(Data records for software interfaces)
***

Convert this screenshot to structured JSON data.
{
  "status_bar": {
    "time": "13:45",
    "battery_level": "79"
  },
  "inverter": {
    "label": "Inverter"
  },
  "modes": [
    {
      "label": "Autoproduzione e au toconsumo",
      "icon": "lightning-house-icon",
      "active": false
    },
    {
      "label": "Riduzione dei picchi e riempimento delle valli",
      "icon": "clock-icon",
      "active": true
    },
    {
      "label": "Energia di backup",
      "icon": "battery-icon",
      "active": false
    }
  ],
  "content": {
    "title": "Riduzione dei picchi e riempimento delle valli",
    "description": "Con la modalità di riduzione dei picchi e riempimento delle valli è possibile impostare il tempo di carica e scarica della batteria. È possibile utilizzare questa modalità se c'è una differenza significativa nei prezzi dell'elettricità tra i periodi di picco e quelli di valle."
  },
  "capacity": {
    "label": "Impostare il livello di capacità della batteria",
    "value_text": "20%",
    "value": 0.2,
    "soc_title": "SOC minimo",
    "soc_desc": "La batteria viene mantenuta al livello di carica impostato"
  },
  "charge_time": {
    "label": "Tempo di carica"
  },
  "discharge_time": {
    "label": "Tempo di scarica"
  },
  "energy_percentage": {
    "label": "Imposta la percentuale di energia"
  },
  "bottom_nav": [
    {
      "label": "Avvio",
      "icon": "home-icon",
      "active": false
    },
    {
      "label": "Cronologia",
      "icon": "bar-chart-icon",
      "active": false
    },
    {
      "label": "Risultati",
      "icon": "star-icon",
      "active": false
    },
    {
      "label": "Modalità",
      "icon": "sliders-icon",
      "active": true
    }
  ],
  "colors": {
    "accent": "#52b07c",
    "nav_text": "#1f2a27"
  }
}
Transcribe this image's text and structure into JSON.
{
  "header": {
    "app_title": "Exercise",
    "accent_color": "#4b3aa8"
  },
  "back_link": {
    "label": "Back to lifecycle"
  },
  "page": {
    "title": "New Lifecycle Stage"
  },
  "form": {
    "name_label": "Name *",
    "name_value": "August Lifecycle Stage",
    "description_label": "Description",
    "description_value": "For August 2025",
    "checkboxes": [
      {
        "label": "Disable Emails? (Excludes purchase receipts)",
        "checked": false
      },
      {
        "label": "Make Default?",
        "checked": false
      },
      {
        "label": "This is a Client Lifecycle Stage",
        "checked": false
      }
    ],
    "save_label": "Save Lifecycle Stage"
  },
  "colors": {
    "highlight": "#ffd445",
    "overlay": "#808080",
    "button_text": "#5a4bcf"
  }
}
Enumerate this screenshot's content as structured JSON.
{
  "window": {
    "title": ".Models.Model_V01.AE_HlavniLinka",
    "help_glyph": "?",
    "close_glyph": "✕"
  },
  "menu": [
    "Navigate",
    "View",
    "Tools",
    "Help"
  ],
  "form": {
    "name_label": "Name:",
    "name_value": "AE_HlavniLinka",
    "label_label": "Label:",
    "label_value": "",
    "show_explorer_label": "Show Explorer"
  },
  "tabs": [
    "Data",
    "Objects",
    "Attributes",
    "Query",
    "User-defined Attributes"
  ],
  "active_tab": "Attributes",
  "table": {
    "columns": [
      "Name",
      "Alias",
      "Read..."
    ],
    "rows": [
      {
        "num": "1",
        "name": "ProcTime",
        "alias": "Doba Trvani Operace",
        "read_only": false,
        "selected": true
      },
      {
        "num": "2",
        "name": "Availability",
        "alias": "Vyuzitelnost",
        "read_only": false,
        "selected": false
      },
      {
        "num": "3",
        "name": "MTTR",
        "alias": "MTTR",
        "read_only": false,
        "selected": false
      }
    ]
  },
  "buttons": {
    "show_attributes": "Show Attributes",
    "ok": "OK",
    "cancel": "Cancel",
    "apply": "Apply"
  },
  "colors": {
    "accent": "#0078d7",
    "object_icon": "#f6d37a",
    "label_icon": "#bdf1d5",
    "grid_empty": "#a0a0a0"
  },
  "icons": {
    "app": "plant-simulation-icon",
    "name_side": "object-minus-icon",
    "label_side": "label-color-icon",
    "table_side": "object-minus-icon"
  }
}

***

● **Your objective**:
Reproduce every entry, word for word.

● **Exercise output**:
Convert this screenshot to structured JSON data.
{
  "status_bar": {
    "time": "13:45",
    "battery_level": "79"
  },
  "inverter": {
    "label": "Inverter"
  },
  "modes": [
    {
      "label": "Autoproduzione e au toconsumo",
      "icon": "lightning-house-icon",
      "active": false
    },
    {
      "label": "Riduzione dei picchi e riempimento delle valli",
      "icon": "clock-icon",
      "active": true
    },
    {
      "label": "Energia di backup",
      "icon": "battery-icon",
      "active": false
    }
  ],
  "content": {
    "title": "Riduzione dei picchi e riempimento delle valli",
    "description": "Con la modalità di riduzione dei picchi e riempimento delle valli è possibile impostare il tempo di carica e scarica della batteria. È possibile utilizzare questa modalità se c'è una differenza significativa nei prezzi dell'elettricità tra i periodi di picco e quelli di valle."
  },
  "capacity": {
    "label": "Impostare il livello di capacità della batteria",
    "value_text": "20%",
    "value": 0.2,
    "soc_title": "SOC minimo",
    "soc_desc": "La batteria viene mantenuta al livello di carica impostato"
  },
  "charge_time": {
    "label": "Tempo di carica"
  },
  "discharge_time": {
    "label": "Tempo di scarica"
  },
  "energy_percentage": {
    "label": "Imposta la percentuale di energia"
  },
  "bottom_nav": [
    {
      "label": "Avvio",
      "icon": "home-icon",
      "active": false
    },
    {
      "label": "Cronologia",
      "icon": "bar-chart-icon",
      "active": false
    },
    {
      "label": "Risultati",
      "icon": "star-icon",
      "active": false
    },
    {
      "label": "Modalità",
      "icon": "sliders-icon",
      "active": true
    }
  ],
  "colors": {
    "accent": "#52b07c",
    "nav_text": "#1f2a27"
  }
}
Transcribe this image's text and structure into JSON.
{
  "header": {
    "app_title": "Exercise",
    "accent_color": "#4b3aa8"
  },
  "back_link": {
    "label": "Back to lifecycle"
  },
  "page": {
    "title": "New Lifecycle Stage"
  },
  "form": {
    "name_label": "Name *",
    "name_value": "August Lifecycle Stage",
    "description_label": "Description",
    "description_value": "For August 2025",
    "checkboxes": [
      {
        "label": "Disable Emails? (Excludes purchase receipts)",
        "checked": false
      },
      {
        "label": "Make Default?",
        "checked": false
      },
      {
        "label": "This is a Client Lifecycle Stage",
        "checked": false
      }
    ],
    "save_label": "Save Lifecycle Stage"
  },
  "colors": {
    "highlight": "#ffd445",
    "overlay": "#808080",
    "button_text": "#5a4bcf"
  }
}
Enumerate this screenshot's content as structured JSON.
{
  "window": {
    "title": ".Models.Model_V01.AE_HlavniLinka",
    "help_glyph": "?",
    "close_glyph": "✕"
  },
  "menu": [
    "Navigate",
    "View",
    "Tools",
    "Help"
  ],
  "form": {
    "name_label": "Name:",
    "name_value": "AE_HlavniLinka",
    "label_label": "Label:",
    "label_value": "",
    "show_explorer_label": "Show Explorer"
  },
  "tabs": [
    "Data",
    "Objects",
    "Attributes",
    "Query",
    "User-defined Attributes"
  ],
  "active_tab": "Attributes",
  "table": {
    "columns": [
      "Name",
      "Alias",
      "Read..."
    ],
    "rows": [
      {
        "num": "1",
        "name": "ProcTime",
        "alias": "Doba Trvani Operace",
        "read_only": false,
        "selected": true
      },
      {
        "num": "2",
        "name": "Availability",
        "alias": "Vyuzitelnost",
        "read_only": false,
        "selected": false
      },
      {
        "num": "3",
        "name": "MTTR",
        "alias": "MTTR",
        "read_only": false,
        "selected": false
      }
    ]
  },
  "buttons": {
    "show_attributes": "Show Attributes",
    "ok": "OK",
    "cancel": "Cancel",
    "apply": "Apply"
  },
  "colors": {
    "accent": "#0078d7",
    "object_icon": "#f6d37a",
    "label_icon": "#bdf1d5",
    "grid_empty": "#a0a0a0"
  },
  "icons": {
    "app": "plant-simulation-icon",
    "name_side": "object-minus-icon",
    "label_side": "label-color-icon",
    "table_side": "object-minus-icon"
  }
}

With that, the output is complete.